Blending personal history, gender politics, philosophy, and literary theory into a luminescent treatise on writing, love, and loss, Things I Don't Want to Know is Deborah Levy's witty response to George Orwell's influential essay "Why I Write." Orwell identified four reasons he was driven to hammer at his typewriter - political purpose, historical impulse, sheer egoism, and aesthetic enthusiasm - and Levy's newest work riffs on these same commitments from a female writer's perspective.
As she struggles to balance womanhood, motherhood, and her writing career, Levy identifies some of the real-life experiences that have shaped her novels, including her family's emigration from South Africa in the era of apartheid; her teenage years in the UK where she played at being a writer in the company of builders and bus drivers in cheap diners; and her theater-writing days touring Poland in the midst of Eastern Europe's economic crisis, where she observed how a soldier tenderly kissed the women in his life goodbye.
Spanning continents (Africa and Europe) and decades (we meet the author at seven, fifteen, and fifty), Things I Don't Want to Know brings the reader into a writer's heart.
Click to the right or left of the sample to turn the page.
(If no book jacket appears in a few seconds, then we don't have an excerpt of this book or your browser is unable to display it)
"Starred Review. Author of the Man Booker Prize shortlisted Swimming Home offers a slim, nuanced autobiography that addresses Orwell's timeless question of "Why I Write" from a woman's perspective" - Publishers Weekly
"Readers get only a vague sense of what these things we don't want to know might be in a book that seems like a catharsis for the writer but might prove enigmatic for most readers." - Kirkus
"A vivid, striking account of a writer's life, which feminises and personalises Orwell's blunt assertions." - The Spectator (UK)
"Powerful." -The New Statesman(UK)
"[Levy] is a skilled wordsmith and creates an array of intense emotions and moods in precise, controlled prose." -The Independent(UK)
"While billed as a response to George Orwell's essay 'Why I Write,' it is as much an up-to-date version of A Room of One's Own, and, like the Virginia Woolf essay, I suspect it will be quoted for many years to come." -The Irish Examiner
The information about Things I Don't Want to Know shown above was first featured in "The BookBrowse Review" - BookBrowse's online-magazine that keeps our members abreast of notable and high-profile books publishing in the coming weeks. In most cases, the reviews are necessarily limited to those that were available to us ahead of publication. If you are the publisher or author of this book and feel that the reviews shown do not properly reflect the range of media opinion now available, please send us a message with the mainstream media reviews that you would like to see added.
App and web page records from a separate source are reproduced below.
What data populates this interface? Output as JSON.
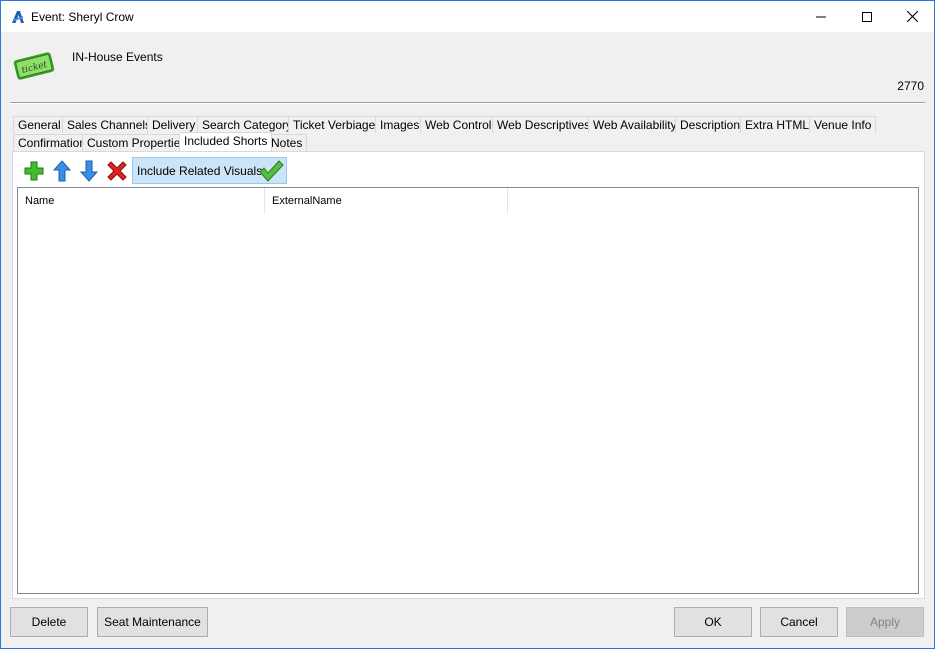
{
  "window": {
    "title": "Event: Sheryl Crow"
  },
  "header": {
    "category": "IN-House Events",
    "event_id": "2770",
    "ticket_icon_text": "ticket"
  },
  "tabs_row1": [
    {
      "label": "General"
    },
    {
      "label": "Sales Channels"
    },
    {
      "label": "Delivery"
    },
    {
      "label": "Search Category"
    },
    {
      "label": "Ticket Verbiage"
    },
    {
      "label": "Images"
    },
    {
      "label": "Web Control"
    },
    {
      "label": "Web Descriptives"
    },
    {
      "label": "Web Availability"
    },
    {
      "label": "Description"
    },
    {
      "label": "Extra HTML"
    },
    {
      "label": "Venue Info"
    }
  ],
  "tabs_row2": [
    {
      "label": "Confirmation"
    },
    {
      "label": "Custom Properties"
    },
    {
      "label": "Included Shorts"
    },
    {
      "label": "Notes"
    }
  ],
  "active_tab": "Included Shorts",
  "toolbar": {
    "add_icon": "plus-icon",
    "up_icon": "arrow-up-icon",
    "down_icon": "arrow-down-icon",
    "delete_icon": "delete-x-icon",
    "include_label": "Include Related Visuals",
    "include_checked": true
  },
  "grid": {
    "columns": [
      {
        "label": "Name"
      },
      {
        "label": "ExternalName"
      }
    ],
    "rows": []
  },
  "buttons": {
    "delete": "Delete",
    "seat_maintenance": "Seat Maintenance",
    "ok": "OK",
    "cancel": "Cancel",
    "apply": "Apply"
  },
  "colors": {
    "accent": "#2b79d6",
    "include_bg": "#cce4f7"
  }
}
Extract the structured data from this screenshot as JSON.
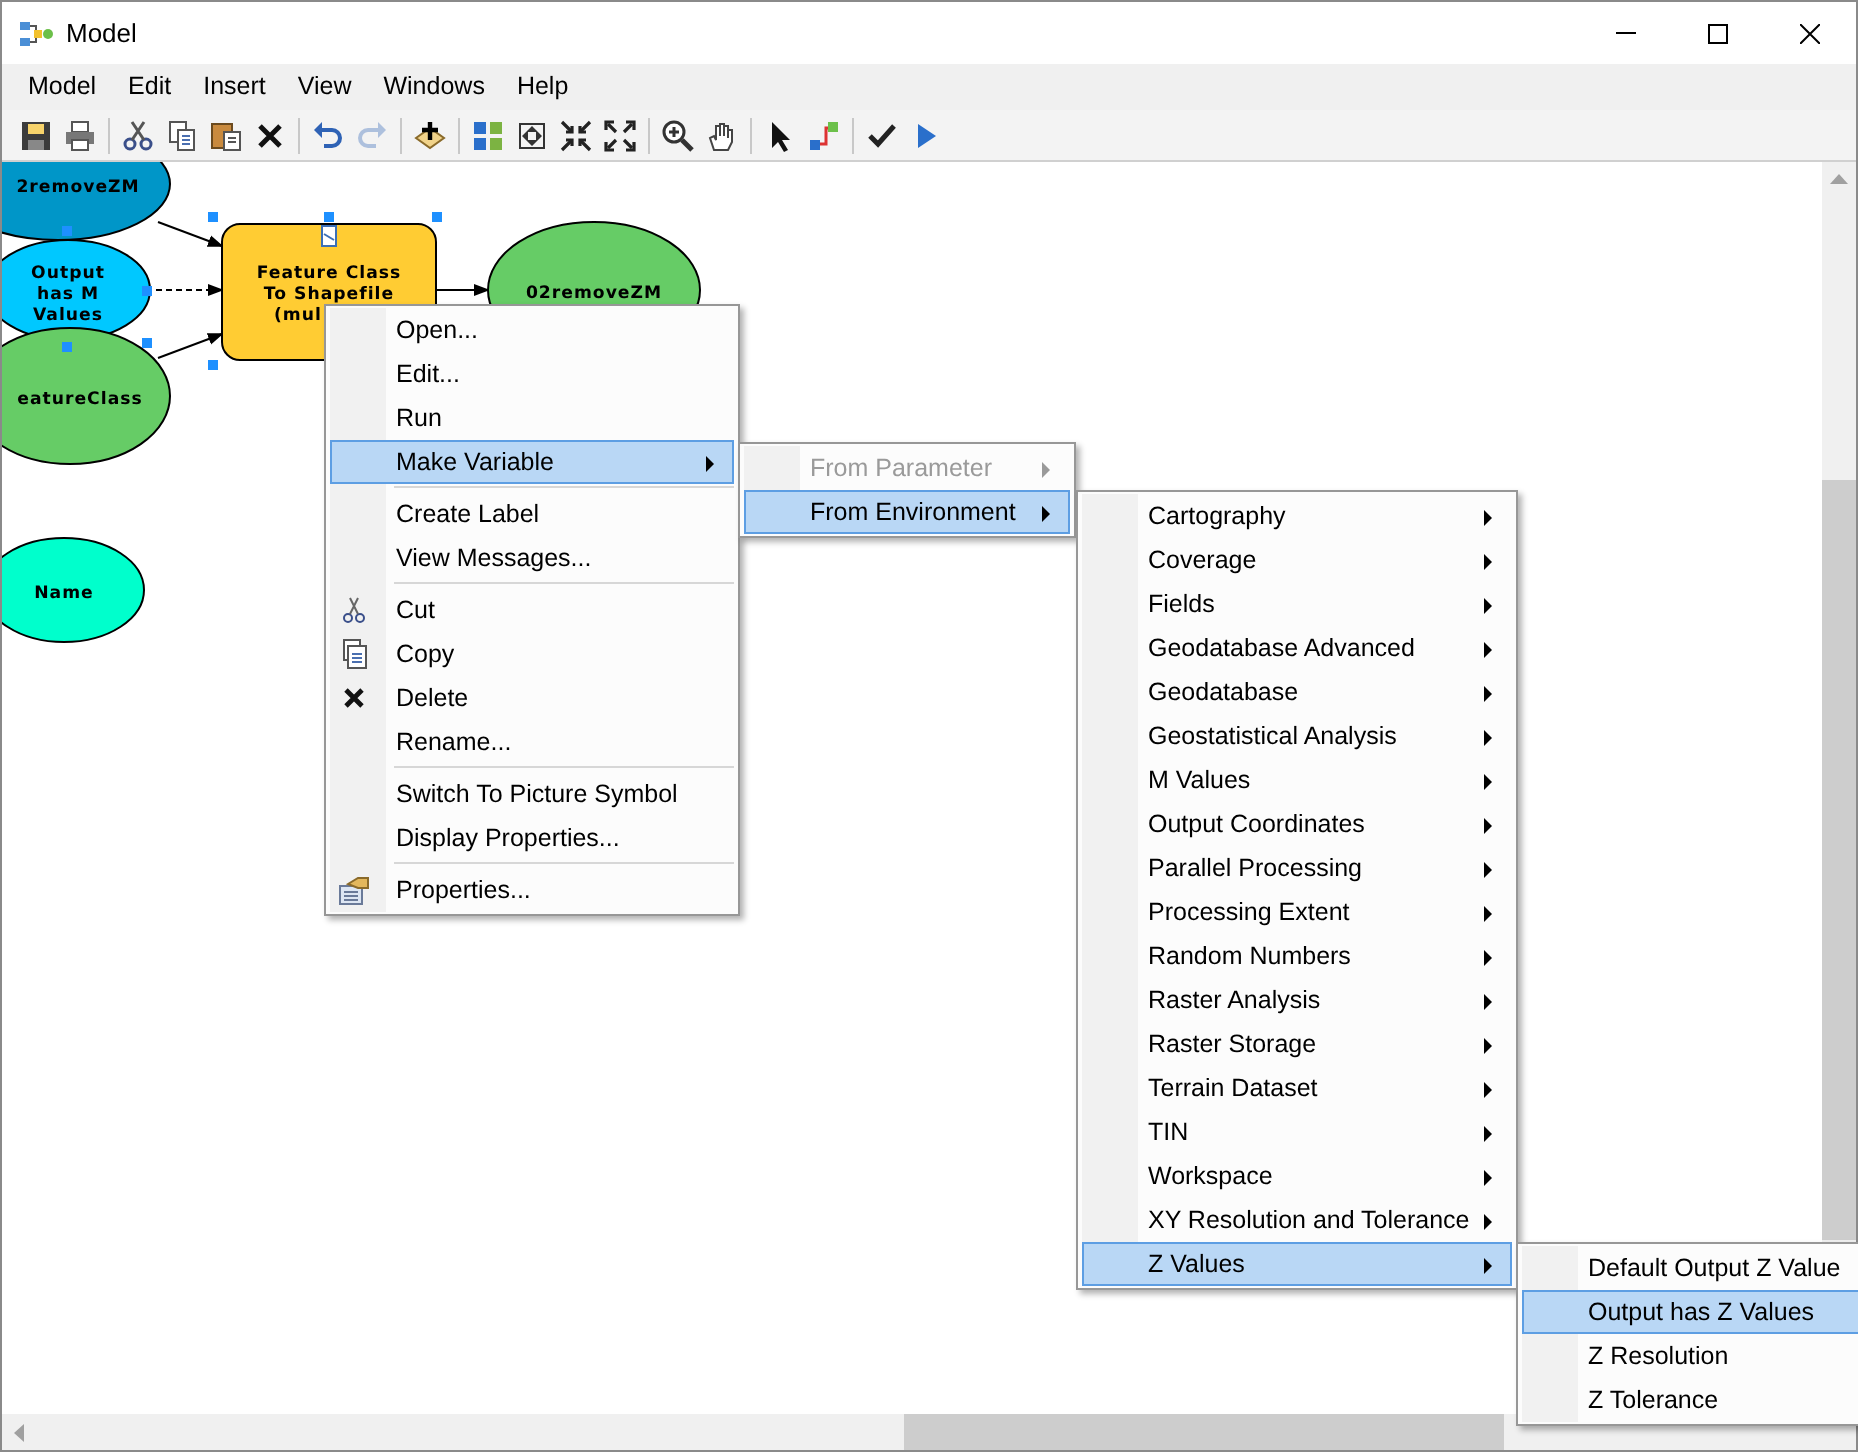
{
  "window": {
    "title": "Model"
  },
  "menubar": [
    "Model",
    "Edit",
    "Insert",
    "View",
    "Windows",
    "Help"
  ],
  "toolbar": [
    {
      "disabled": false
    },
    {
      "disabled": false
    },
    {
      "disabled": false
    },
    {
      "disabled": false
    },
    {
      "disabled": false
    },
    {
      "disabled": false
    },
    {
      "disabled": false
    },
    {
      "disabled": true
    },
    {
      "disabled": false
    },
    {
      "disabled": false
    },
    {
      "disabled": false
    },
    {
      "disabled": false
    },
    {
      "disabled": false
    },
    {
      "disabled": false
    },
    {
      "disabled": false
    },
    {
      "disabled": false
    },
    {
      "disabled": false
    },
    {
      "disabled": false
    },
    {
      "disabled": false
    }
  ],
  "diagram": {
    "nodes": [
      {
        "kind": "ellipse",
        "lines": [
          "2removeZM"
        ],
        "color": "#0096c8"
      },
      {
        "kind": "ellipse",
        "lines": [
          "Output",
          "has M",
          "Values"
        ],
        "color": "#00c8ff"
      },
      {
        "kind": "ellipse",
        "lines": [
          "eatureClass"
        ],
        "color": "#66cc66"
      },
      {
        "kind": "ellipse",
        "lines": [
          "Name"
        ],
        "color": "#00ffcc"
      },
      {
        "kind": "tool",
        "lines": [
          "Feature Class",
          "To Shapefile",
          "(mul"
        ],
        "color": "#ffcc33"
      },
      {
        "kind": "ellipse",
        "lines": [
          "02removeZM"
        ],
        "color": "#66cc66"
      }
    ]
  },
  "context_menu": [
    {
      "label": "Open...",
      "selected": false
    },
    {
      "label": "Edit...",
      "selected": false
    },
    {
      "label": "Run",
      "selected": false
    },
    {
      "label": "Make Variable",
      "selected": true,
      "submenu": true
    },
    {
      "label": "Create Label",
      "selected": false,
      "separator_before": true
    },
    {
      "label": "View Messages...",
      "selected": false
    },
    {
      "label": "Cut",
      "selected": false,
      "separator_before": true
    },
    {
      "label": "Copy",
      "selected": false
    },
    {
      "label": "Delete",
      "selected": false
    },
    {
      "label": "Rename...",
      "selected": false
    },
    {
      "label": "Switch To Picture Symbol",
      "selected": false,
      "separator_before": true
    },
    {
      "label": "Display Properties...",
      "selected": false
    },
    {
      "label": "Properties...",
      "selected": false,
      "separator_before": true
    }
  ],
  "variable_menu": [
    {
      "label": "From Parameter",
      "selected": false,
      "disabled": true,
      "submenu": true
    },
    {
      "label": "From Environment",
      "selected": true,
      "submenu": true
    }
  ],
  "environment_menu": [
    {
      "label": "Cartography",
      "selected": false
    },
    {
      "label": "Coverage",
      "selected": false
    },
    {
      "label": "Fields",
      "selected": false
    },
    {
      "label": "Geodatabase Advanced",
      "selected": false
    },
    {
      "label": "Geodatabase",
      "selected": false
    },
    {
      "label": "Geostatistical Analysis",
      "selected": false
    },
    {
      "label": "M Values",
      "selected": false
    },
    {
      "label": "Output Coordinates",
      "selected": false
    },
    {
      "label": "Parallel Processing",
      "selected": false
    },
    {
      "label": "Processing Extent",
      "selected": false
    },
    {
      "label": "Random Numbers",
      "selected": false
    },
    {
      "label": "Raster Analysis",
      "selected": false
    },
    {
      "label": "Raster Storage",
      "selected": false
    },
    {
      "label": "Terrain Dataset",
      "selected": false
    },
    {
      "label": "TIN",
      "selected": false
    },
    {
      "label": "Workspace",
      "selected": false
    },
    {
      "label": "XY Resolution and Tolerance",
      "selected": false
    },
    {
      "label": "Z Values",
      "selected": true
    }
  ],
  "z_values_menu": [
    {
      "label": "Default Output Z Value",
      "selected": false
    },
    {
      "label": "Output has Z Values",
      "selected": true
    },
    {
      "label": "Z Resolution",
      "selected": false
    },
    {
      "label": "Z Tolerance",
      "selected": false
    }
  ]
}
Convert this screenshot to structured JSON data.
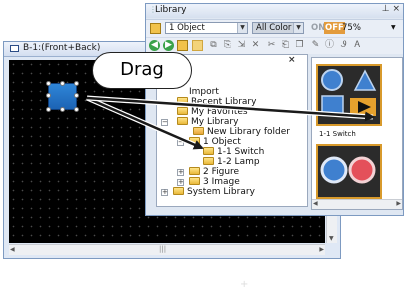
{
  "screen_window": {
    "title": "B-1:(Front+Back)"
  },
  "library_window": {
    "title": "Library",
    "object_dropdown": "1 Object",
    "color_dropdown": "All Color",
    "toggle_on": "ON",
    "toggle_off": "OFF",
    "zoom_value": "75%"
  },
  "tree": {
    "items": [
      {
        "label": "Import"
      },
      {
        "label": "Recent Library"
      },
      {
        "label": "My Favorites"
      },
      {
        "label": "My Library"
      },
      {
        "label": "New Library folder"
      },
      {
        "label": "1 Object"
      },
      {
        "label": "1-1 Switch"
      },
      {
        "label": "1-2 Lamp"
      },
      {
        "label": "2 Figure"
      },
      {
        "label": "3 Image"
      },
      {
        "label": "System Library"
      }
    ]
  },
  "preview": {
    "label": "1-1 Switch"
  },
  "callout": {
    "text": "Drag"
  },
  "colors": {
    "arrow": "#1a1a1a",
    "accent_orange": "#d89a2c",
    "folder_yellow": "#f5c842",
    "switch_blue": "#1f6fc4",
    "canvas_black": "#000000"
  }
}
Deborah Levy was born in 1959 in South Africa, where her father was a member of the African National Congress, an academic, and a historian. The family emigrated to Wembley Park, England in 1968. Her parents divorced in 1974
Levy trained at Dartington College of Arts, leaving in 1981 to write a number of plays, including Pax, Heresies for the Royal Shakespeare Company, and and was director and writer for Manact Theatre Company, Cardiff
In 1986, at the age of 27, she wrote and published her first novel Beautiful Mutants. Her second novel, Swallowing Geography, was published in 1993, while her third one, Billy and Girl, was published in 1996. Swimming Home, her latest novel, was published in 2011 and has been shortlisted for the Man Booker Prize 2012.
She has always written across a...
Discover your next great read here
Be sincere, be brief, be seated
Click Here to find out who said this, as well as discovering other famous literary quotes!
Solve this clue:
and be entered to win..
Visitors can view some of BookBrowse for free. Full access is for members only.
Your guide toexceptional books
BookBrowse seeks out and recommends books that we believe to be best in class. Books that will whisk you to faraway places and times, that will expand your mind and challenge you -- the kinds of books you just can't wait to tell your friends about.